> Exercise aim
Among the records below, find each line that includes the string "data" and copy it.

> Task input

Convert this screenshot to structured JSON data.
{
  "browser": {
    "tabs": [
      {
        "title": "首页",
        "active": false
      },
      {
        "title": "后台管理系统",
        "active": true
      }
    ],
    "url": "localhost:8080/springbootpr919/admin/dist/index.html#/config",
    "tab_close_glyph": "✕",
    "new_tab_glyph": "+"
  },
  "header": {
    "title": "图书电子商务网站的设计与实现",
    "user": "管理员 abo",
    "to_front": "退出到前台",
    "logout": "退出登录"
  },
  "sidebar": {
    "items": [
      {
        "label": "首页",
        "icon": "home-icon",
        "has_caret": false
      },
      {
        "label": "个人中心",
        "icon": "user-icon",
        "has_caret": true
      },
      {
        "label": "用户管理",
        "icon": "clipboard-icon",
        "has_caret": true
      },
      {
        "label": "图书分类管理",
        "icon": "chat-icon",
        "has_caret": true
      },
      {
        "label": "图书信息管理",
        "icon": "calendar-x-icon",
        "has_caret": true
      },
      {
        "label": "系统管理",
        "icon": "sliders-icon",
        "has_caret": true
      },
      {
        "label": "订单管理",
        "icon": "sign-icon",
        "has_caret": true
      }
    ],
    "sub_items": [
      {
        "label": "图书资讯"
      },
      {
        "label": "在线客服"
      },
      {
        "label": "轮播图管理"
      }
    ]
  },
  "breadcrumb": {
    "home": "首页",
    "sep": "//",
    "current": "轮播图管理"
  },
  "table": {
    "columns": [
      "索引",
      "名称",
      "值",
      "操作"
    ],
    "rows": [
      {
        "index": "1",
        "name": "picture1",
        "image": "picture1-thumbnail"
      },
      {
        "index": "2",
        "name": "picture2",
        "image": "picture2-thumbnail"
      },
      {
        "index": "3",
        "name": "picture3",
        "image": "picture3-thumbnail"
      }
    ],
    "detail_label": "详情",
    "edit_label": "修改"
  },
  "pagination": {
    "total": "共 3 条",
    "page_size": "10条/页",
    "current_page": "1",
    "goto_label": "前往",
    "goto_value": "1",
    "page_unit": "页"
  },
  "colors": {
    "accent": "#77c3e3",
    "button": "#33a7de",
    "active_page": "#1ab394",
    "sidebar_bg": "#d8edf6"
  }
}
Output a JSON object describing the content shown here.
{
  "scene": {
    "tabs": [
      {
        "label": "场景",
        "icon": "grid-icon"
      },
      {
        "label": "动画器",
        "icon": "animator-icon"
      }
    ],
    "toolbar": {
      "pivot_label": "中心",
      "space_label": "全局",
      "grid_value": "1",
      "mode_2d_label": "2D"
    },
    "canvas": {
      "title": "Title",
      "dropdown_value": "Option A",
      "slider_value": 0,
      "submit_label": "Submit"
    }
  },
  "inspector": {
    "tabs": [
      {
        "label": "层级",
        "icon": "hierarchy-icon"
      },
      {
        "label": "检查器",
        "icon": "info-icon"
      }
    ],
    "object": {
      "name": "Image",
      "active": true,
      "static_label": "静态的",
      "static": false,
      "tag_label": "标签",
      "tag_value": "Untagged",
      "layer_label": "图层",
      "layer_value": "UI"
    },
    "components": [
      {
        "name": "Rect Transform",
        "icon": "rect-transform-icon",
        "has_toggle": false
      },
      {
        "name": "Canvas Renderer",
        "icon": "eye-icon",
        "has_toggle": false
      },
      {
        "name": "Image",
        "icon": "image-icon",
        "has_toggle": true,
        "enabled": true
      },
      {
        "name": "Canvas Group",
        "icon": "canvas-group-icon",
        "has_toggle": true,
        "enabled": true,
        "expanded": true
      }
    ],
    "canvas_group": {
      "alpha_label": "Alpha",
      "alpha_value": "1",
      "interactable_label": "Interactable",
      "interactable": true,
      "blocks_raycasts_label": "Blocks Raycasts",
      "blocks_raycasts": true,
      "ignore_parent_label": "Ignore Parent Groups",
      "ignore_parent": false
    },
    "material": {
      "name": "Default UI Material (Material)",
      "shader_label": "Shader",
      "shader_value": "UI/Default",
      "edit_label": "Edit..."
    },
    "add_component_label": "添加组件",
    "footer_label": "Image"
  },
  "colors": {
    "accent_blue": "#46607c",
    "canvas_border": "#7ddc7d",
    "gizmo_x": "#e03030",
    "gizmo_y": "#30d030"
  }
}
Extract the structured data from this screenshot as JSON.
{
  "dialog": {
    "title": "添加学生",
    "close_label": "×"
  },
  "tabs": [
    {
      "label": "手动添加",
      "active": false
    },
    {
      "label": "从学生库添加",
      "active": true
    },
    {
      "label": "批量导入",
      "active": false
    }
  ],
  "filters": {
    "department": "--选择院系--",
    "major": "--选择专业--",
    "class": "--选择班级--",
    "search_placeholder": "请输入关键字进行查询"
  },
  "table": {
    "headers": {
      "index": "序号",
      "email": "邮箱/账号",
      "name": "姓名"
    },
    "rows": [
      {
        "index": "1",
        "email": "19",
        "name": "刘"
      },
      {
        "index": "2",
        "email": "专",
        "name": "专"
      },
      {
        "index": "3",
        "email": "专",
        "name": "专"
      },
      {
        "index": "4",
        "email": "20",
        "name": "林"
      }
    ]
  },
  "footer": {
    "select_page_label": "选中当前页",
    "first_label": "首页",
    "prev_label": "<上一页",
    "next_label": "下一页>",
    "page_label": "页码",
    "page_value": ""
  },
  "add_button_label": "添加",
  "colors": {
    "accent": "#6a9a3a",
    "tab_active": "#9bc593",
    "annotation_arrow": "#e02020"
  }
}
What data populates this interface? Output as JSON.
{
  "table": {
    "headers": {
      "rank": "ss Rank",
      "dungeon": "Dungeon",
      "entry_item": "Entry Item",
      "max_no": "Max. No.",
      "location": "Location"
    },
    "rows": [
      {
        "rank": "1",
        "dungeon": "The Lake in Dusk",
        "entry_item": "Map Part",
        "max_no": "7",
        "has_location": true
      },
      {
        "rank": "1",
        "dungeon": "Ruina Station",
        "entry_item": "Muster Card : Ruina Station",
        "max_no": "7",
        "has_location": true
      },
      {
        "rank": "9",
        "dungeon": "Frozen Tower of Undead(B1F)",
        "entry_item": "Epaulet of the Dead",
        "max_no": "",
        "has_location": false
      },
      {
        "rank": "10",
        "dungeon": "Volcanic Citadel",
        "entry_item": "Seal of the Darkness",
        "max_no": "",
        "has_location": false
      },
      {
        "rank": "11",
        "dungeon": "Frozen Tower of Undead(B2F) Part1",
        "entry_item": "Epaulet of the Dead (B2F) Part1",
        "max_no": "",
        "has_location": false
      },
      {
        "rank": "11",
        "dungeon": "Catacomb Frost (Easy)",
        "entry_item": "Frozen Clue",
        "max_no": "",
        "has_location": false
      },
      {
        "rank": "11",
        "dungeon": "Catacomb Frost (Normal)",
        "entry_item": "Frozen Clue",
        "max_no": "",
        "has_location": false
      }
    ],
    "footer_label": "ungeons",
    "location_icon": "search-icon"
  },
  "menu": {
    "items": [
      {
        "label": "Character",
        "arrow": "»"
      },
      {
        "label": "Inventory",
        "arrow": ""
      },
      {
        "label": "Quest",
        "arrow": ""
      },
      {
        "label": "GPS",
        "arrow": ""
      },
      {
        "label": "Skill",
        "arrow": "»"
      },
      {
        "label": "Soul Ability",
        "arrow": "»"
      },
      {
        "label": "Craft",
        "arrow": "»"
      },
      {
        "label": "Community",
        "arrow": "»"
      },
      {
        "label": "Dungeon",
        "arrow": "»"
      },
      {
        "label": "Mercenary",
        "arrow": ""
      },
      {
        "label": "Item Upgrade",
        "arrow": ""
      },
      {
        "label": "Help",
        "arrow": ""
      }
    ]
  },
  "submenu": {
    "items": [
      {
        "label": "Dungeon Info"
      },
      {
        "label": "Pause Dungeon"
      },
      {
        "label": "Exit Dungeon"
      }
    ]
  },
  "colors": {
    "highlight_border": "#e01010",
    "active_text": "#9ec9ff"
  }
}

> Your response
Convert this screenshot to structured JSON data.
Extract the structured data from this screenshot as JSON.
What data populates this interface? Output as JSON.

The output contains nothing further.